Retype the whole of the data exactly.

[Data records for software interfaces]
- Opening Delimiter -
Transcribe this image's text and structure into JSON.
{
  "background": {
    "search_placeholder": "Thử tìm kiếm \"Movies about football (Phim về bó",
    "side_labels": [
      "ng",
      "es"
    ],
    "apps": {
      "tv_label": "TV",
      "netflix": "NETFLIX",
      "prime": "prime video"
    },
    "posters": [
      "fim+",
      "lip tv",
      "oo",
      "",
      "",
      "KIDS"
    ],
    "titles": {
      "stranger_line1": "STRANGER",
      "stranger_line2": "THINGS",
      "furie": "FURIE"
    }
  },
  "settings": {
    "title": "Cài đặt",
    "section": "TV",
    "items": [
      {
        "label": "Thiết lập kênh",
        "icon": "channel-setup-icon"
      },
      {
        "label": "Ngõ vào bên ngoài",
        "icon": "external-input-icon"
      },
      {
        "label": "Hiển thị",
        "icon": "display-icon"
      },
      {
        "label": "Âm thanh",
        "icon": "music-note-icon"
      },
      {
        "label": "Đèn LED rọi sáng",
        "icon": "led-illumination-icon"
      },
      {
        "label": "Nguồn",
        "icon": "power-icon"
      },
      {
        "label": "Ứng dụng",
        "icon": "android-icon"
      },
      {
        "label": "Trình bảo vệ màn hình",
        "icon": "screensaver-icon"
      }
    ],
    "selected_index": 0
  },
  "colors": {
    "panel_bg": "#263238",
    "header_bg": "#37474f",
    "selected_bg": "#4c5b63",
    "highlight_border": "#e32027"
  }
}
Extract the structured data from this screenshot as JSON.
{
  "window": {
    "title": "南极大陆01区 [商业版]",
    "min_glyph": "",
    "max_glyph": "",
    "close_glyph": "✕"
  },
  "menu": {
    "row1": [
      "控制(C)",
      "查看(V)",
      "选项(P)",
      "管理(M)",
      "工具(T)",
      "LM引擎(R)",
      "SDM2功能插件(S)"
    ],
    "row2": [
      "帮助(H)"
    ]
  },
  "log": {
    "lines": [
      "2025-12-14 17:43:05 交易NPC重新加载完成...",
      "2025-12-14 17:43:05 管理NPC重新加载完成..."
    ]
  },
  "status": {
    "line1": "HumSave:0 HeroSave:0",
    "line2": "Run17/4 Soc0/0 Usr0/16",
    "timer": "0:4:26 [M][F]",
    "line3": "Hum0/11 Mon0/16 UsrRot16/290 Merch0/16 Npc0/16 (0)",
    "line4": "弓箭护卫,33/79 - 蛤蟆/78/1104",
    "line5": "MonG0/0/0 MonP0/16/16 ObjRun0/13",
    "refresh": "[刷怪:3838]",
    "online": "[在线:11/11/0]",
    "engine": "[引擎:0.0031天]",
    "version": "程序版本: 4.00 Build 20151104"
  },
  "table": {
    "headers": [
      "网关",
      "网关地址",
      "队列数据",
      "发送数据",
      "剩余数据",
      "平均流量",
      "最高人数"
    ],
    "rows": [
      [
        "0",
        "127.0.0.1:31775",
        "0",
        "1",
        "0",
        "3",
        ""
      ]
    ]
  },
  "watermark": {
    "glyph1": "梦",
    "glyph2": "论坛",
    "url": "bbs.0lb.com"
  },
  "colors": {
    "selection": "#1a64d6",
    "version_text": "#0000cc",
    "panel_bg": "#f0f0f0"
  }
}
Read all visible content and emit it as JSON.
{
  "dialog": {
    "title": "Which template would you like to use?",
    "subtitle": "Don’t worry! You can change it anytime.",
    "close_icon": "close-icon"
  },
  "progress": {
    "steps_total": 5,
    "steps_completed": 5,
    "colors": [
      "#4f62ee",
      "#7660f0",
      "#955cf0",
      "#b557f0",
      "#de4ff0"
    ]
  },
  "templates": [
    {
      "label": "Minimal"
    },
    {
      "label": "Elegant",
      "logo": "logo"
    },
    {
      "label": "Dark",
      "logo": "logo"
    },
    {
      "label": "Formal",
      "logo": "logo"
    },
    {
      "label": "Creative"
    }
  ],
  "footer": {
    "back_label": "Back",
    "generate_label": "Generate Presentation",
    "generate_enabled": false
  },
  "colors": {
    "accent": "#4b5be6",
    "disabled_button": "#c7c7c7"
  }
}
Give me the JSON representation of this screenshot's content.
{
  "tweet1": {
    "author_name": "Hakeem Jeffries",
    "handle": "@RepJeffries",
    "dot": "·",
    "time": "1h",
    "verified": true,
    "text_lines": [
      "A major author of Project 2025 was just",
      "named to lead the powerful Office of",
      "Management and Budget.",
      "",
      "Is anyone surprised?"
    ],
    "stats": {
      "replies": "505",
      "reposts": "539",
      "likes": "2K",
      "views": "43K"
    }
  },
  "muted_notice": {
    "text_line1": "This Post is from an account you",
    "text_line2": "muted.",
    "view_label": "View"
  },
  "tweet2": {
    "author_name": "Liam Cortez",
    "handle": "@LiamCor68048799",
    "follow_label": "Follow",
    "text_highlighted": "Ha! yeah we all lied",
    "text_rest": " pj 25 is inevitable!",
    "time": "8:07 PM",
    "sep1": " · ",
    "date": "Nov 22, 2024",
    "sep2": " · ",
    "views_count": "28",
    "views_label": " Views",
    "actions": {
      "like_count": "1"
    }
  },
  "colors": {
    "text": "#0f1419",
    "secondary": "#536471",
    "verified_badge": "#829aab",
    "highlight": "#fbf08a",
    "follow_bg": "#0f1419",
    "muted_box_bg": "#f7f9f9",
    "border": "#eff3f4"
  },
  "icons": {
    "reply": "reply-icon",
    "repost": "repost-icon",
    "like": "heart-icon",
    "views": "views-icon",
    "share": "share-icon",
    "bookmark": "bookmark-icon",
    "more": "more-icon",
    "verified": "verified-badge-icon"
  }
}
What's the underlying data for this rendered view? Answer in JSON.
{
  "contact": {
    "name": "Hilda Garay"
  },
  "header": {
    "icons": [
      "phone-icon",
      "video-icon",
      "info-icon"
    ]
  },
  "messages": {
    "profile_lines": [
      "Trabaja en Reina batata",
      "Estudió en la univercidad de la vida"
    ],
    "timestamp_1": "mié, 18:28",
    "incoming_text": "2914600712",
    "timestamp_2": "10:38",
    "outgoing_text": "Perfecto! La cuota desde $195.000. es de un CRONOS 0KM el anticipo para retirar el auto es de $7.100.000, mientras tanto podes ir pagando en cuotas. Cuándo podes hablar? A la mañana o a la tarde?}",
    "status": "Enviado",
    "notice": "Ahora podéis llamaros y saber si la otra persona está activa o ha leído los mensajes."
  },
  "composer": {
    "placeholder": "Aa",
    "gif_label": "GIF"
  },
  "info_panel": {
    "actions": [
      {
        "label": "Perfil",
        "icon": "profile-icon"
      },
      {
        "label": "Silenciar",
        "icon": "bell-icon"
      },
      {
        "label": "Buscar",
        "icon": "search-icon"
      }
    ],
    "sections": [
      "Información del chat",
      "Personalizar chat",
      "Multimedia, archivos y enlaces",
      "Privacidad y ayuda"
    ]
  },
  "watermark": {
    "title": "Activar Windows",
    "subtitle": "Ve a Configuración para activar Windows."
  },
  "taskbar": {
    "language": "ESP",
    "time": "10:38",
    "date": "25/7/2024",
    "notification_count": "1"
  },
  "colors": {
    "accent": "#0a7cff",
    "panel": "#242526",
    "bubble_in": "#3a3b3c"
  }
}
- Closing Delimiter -
Answer section
Transcribe this image's text and structure into JSON.
{
  "background": {
    "search_placeholder": "Thử tìm kiếm \"Movies about football (Phim về bó",
    "side_labels": [
      "ng",
      "es"
    ],
    "apps": {
      "tv_label": "TV",
      "netflix": "NETFLIX",
      "prime": "prime video"
    },
    "posters": [
      "fim+",
      "lip tv",
      "oo",
      "",
      "",
      "KIDS"
    ],
    "titles": {
      "stranger_line1": "STRANGER",
      "stranger_line2": "THINGS",
      "furie": "FURIE"
    }
  },
  "settings": {
    "title": "Cài đặt",
    "section": "TV",
    "items": [
      {
        "label": "Thiết lập kênh",
        "icon": "channel-setup-icon"
      },
      {
        "label": "Ngõ vào bên ngoài",
        "icon": "external-input-icon"
      },
      {
        "label": "Hiển thị",
        "icon": "display-icon"
      },
      {
        "label": "Âm thanh",
        "icon": "music-note-icon"
      },
      {
        "label": "Đèn LED rọi sáng",
        "icon": "led-illumination-icon"
      },
      {
        "label": "Nguồn",
        "icon": "power-icon"
      },
      {
        "label": "Ứng dụng",
        "icon": "android-icon"
      },
      {
        "label": "Trình bảo vệ màn hình",
        "icon": "screensaver-icon"
      }
    ],
    "selected_index": 0
  },
  "colors": {
    "panel_bg": "#263238",
    "header_bg": "#37474f",
    "selected_bg": "#4c5b63",
    "highlight_border": "#e32027"
  }
}
Extract the structured data from this screenshot as JSON.
{
  "window": {
    "title": "南极大陆01区 [商业版]",
    "min_glyph": "",
    "max_glyph": "",
    "close_glyph": "✕"
  },
  "menu": {
    "row1": [
      "控制(C)",
      "查看(V)",
      "选项(P)",
      "管理(M)",
      "工具(T)",
      "LM引擎(R)",
      "SDM2功能插件(S)"
    ],
    "row2": [
      "帮助(H)"
    ]
  },
  "log": {
    "lines": [
      "2025-12-14 17:43:05 交易NPC重新加载完成...",
      "2025-12-14 17:43:05 管理NPC重新加载完成..."
    ]
  },
  "status": {
    "line1": "HumSave:0 HeroSave:0",
    "line2": "Run17/4 Soc0/0 Usr0/16",
    "timer": "0:4:26 [M][F]",
    "line3": "Hum0/11 Mon0/16 UsrRot16/290 Merch0/16 Npc0/16 (0)",
    "line4": "弓箭护卫,33/79 - 蛤蟆/78/1104",
    "line5": "MonG0/0/0 MonP0/16/16 ObjRun0/13",
    "refresh": "[刷怪:3838]",
    "online": "[在线:11/11/0]",
    "engine": "[引擎:0.0031天]",
    "version": "程序版本: 4.00 Build 20151104"
  },
  "table": {
    "headers": [
      "网关",
      "网关地址",
      "队列数据",
      "发送数据",
      "剩余数据",
      "平均流量",
      "最高人数"
    ],
    "rows": [
      [
        "0",
        "127.0.0.1:31775",
        "0",
        "1",
        "0",
        "3",
        ""
      ]
    ]
  },
  "watermark": {
    "glyph1": "梦",
    "glyph2": "论坛",
    "url": "bbs.0lb.com"
  },
  "colors": {
    "selection": "#1a64d6",
    "version_text": "#0000cc",
    "panel_bg": "#f0f0f0"
  }
}
Read all visible content and emit it as JSON.
{
  "dialog": {
    "title": "Which template would you like to use?",
    "subtitle": "Don’t worry! You can change it anytime.",
    "close_icon": "close-icon"
  },
  "progress": {
    "steps_total": 5,
    "steps_completed": 5,
    "colors": [
      "#4f62ee",
      "#7660f0",
      "#955cf0",
      "#b557f0",
      "#de4ff0"
    ]
  },
  "templates": [
    {
      "label": "Minimal"
    },
    {
      "label": "Elegant",
      "logo": "logo"
    },
    {
      "label": "Dark",
      "logo": "logo"
    },
    {
      "label": "Formal",
      "logo": "logo"
    },
    {
      "label": "Creative"
    }
  ],
  "footer": {
    "back_label": "Back",
    "generate_label": "Generate Presentation",
    "generate_enabled": false
  },
  "colors": {
    "accent": "#4b5be6",
    "disabled_button": "#c7c7c7"
  }
}
Give me the JSON representation of this screenshot's content.
{
  "tweet1": {
    "author_name": "Hakeem Jeffries",
    "handle": "@RepJeffries",
    "dot": "·",
    "time": "1h",
    "verified": true,
    "text_lines": [
      "A major author of Project 2025 was just",
      "named to lead the powerful Office of",
      "Management and Budget.",
      "",
      "Is anyone surprised?"
    ],
    "stats": {
      "replies": "505",
      "reposts": "539",
      "likes": "2K",
      "views": "43K"
    }
  },
  "muted_notice": {
    "text_line1": "This Post is from an account you",
    "text_line2": "muted.",
    "view_label": "View"
  },
  "tweet2": {
    "author_name": "Liam Cortez",
    "handle": "@LiamCor68048799",
    "follow_label": "Follow",
    "text_highlighted": "Ha! yeah we all lied",
    "text_rest": " pj 25 is inevitable!",
    "time": "8:07 PM",
    "sep1": " · ",
    "date": "Nov 22, 2024",
    "sep2": " · ",
    "views_count": "28",
    "views_label": " Views",
    "actions": {
      "like_count": "1"
    }
  },
  "colors": {
    "text": "#0f1419",
    "secondary": "#536471",
    "verified_badge": "#829aab",
    "highlight": "#fbf08a",
    "follow_bg": "#0f1419",
    "muted_box_bg": "#f7f9f9",
    "border": "#eff3f4"
  },
  "icons": {
    "reply": "reply-icon",
    "repost": "repost-icon",
    "like": "heart-icon",
    "views": "views-icon",
    "share": "share-icon",
    "bookmark": "bookmark-icon",
    "more": "more-icon",
    "verified": "verified-badge-icon"
  }
}
What's the underlying data for this rendered view? Answer in JSON.
{
  "contact": {
    "name": "Hilda Garay"
  },
  "header": {
    "icons": [
      "phone-icon",
      "video-icon",
      "info-icon"
    ]
  },
  "messages": {
    "profile_lines": [
      "Trabaja en Reina batata",
      "Estudió en la univercidad de la vida"
    ],
    "timestamp_1": "mié, 18:28",
    "incoming_text": "2914600712",
    "timestamp_2": "10:38",
    "outgoing_text": "Perfecto! La cuota desde $195.000. es de un CRONOS 0KM el anticipo para retirar el auto es de $7.100.000, mientras tanto podes ir pagando en cuotas. Cuándo podes hablar? A la mañana o a la tarde?}",
    "status": "Enviado",
    "notice": "Ahora podéis llamaros y saber si la otra persona está activa o ha leído los mensajes."
  },
  "composer": {
    "placeholder": "Aa",
    "gif_label": "GIF"
  },
  "info_panel": {
    "actions": [
      {
        "label": "Perfil",
        "icon": "profile-icon"
      },
      {
        "label": "Silenciar",
        "icon": "bell-icon"
      },
      {
        "label": "Buscar",
        "icon": "search-icon"
      }
    ],
    "sections": [
      "Información del chat",
      "Personalizar chat",
      "Multimedia, archivos y enlaces",
      "Privacidad y ayuda"
    ]
  },
  "watermark": {
    "title": "Activar Windows",
    "subtitle": "Ve a Configuración para activar Windows."
  },
  "taskbar": {
    "language": "ESP",
    "time": "10:38",
    "date": "25/7/2024",
    "notification_count": "1"
  },
  "colors": {
    "accent": "#0a7cff",
    "panel": "#242526",
    "bubble_in": "#3a3b3c"
  }
}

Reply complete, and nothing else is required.